Ali Tarabit has been a volunteer with the charity organization Aviation Sans Frontières (ASF) for almost three years. With his help, ASF has revolutionised its office operations, improving its efficiency and opening up new possibilities.
Flying high: a technology volunteer’s story
His story illustrates how much valuable impact any Microsoft-led volunteering initiative can have on local communities.
When Paris-based Microsoft employee Ali Tarabit received an e-mail about the company’s employment involvement programme, he already knew that he wanted to work with an organisation that makes a practical impact on the lives of disadvantaged people. Inspired by his African heritage, Ali Tarabit chose to support Aviation Sans Frontières (ASF), which provides NGOs in Africa and beyond with airborne transport to facilitate the dispatch of rescue and emergency aid in difficult access areas.
With the agreement of Microsoft France management, Ali has spent two days a week for the past three years working with the ASF office team based at Paris’ Orly airport, from where the organisation’s missions are co-ordinated.
Food supplies are unloaded from an ASF plane in the Democratic Republic of Congo
Since his arrival, he has been lending his support to setting up a new IT system for ASF. When he joined, the organisation was relying heavily on paper-based work. Consequently, communication between ASF’s more than 2,500 member organisations was slow and difficult to co-ordinate, and aircraft safety checks were based on paper documents which had to be reviewed frequently to ensure safety standards.
Since the arrival of 35 new computers, half of them sponsored by Microsoft, and ten new servers, the ways in which ASF operates have changed beyond recognition. The arrival of e-mail communication and access to a shared electronic calendar means that planes can be booked more quickly by NGOs in need, leading to faster turnaround and more efficient services - which can often literally be a lifesaver for those dependent on aid and transportation. In addition, the digitisation of data means that aircraft can be more easily serviced and parts in need of exchange can be identified quickly, improving aviation safety. Furthermore, ASF now has access to a constantly expanding database comprising past and current projects, which allows the organisation to analyse and review its performance, set itself new targets and undertake new projects.
One of these new projects, to be rolled out soon, is the e-aviation scheme, which allows French children from schools in disadvantaged areas to spend a day at ASF, learning about the basics of aviation and career options in that sector. A total of 30 PCs, equipped with flight simulation hardware and software, enable the aspiring pilots to take part in a ‘virtual mission’. As a teacher leading a pilot group remarked: “The training day is a tremendous opportunity for us to get these children interested in geography, maths and physics: our teaching job begins where ASF’s project ends.”
ASF ground operations have undergone a small revolution, and Ali Tarabit believes this is just the beginning. Soon, the arrival of new SharePoint servers will allow ASF to run joint operations with similar organisations in other European countries, jointly raising the profile of their services. “It will enable us all to get connected and bond. I am very proud to be working with people that bring such passion and dedication to a job that makes a real difference everyday,” says Ali Tarabit.

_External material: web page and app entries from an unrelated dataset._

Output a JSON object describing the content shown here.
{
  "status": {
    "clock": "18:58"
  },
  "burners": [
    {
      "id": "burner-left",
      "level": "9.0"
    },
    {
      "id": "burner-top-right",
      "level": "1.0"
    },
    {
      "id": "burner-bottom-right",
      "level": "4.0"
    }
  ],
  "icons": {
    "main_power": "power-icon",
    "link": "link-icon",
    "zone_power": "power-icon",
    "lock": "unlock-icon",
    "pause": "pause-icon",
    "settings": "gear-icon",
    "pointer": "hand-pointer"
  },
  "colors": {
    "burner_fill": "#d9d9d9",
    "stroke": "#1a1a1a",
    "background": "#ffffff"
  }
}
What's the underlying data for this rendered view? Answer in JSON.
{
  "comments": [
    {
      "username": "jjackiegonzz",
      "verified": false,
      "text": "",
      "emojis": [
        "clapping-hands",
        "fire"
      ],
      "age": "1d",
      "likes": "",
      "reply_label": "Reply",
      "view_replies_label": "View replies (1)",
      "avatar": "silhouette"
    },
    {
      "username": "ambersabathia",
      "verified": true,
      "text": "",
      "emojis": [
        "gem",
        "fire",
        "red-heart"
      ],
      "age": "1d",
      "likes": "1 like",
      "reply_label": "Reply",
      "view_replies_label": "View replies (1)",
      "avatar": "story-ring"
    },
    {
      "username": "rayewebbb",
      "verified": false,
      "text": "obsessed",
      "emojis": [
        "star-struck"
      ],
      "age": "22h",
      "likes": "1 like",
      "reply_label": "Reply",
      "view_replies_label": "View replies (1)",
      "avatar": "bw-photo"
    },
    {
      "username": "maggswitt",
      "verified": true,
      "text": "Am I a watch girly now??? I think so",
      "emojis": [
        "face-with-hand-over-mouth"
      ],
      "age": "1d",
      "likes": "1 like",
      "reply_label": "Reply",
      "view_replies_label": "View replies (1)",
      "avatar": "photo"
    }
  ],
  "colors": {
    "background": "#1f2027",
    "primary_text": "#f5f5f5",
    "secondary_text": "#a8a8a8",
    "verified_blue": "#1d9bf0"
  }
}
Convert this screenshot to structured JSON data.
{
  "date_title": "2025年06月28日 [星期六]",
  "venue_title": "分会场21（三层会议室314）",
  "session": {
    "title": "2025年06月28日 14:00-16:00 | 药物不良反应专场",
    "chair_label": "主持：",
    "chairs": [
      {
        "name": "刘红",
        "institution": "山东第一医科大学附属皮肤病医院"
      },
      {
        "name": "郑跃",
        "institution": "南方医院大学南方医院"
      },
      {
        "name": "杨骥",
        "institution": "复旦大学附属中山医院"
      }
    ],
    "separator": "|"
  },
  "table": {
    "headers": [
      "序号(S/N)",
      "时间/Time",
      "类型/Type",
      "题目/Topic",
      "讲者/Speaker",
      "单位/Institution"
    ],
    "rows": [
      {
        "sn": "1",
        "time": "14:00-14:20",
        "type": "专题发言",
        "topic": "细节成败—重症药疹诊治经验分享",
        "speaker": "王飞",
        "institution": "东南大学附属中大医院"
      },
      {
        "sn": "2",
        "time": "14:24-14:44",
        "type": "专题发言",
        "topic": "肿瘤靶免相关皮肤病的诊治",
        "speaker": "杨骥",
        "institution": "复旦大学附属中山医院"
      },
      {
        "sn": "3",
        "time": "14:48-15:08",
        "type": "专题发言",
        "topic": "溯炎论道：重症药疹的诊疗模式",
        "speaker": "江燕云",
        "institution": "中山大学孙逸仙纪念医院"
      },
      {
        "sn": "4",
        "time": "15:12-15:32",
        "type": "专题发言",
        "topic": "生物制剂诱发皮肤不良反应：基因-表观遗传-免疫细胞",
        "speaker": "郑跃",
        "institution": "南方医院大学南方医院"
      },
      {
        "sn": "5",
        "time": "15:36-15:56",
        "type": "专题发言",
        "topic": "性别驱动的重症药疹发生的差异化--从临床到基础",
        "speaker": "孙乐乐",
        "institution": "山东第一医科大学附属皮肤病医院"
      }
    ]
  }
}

Ali Tarabit’s story is just one of many successful volunteering projects which are undertaken at Microsoft, and the new Microsoft Employee Volunteering Program is expected to generate many more successful partnerships which will make an important contribution to local communities in the future.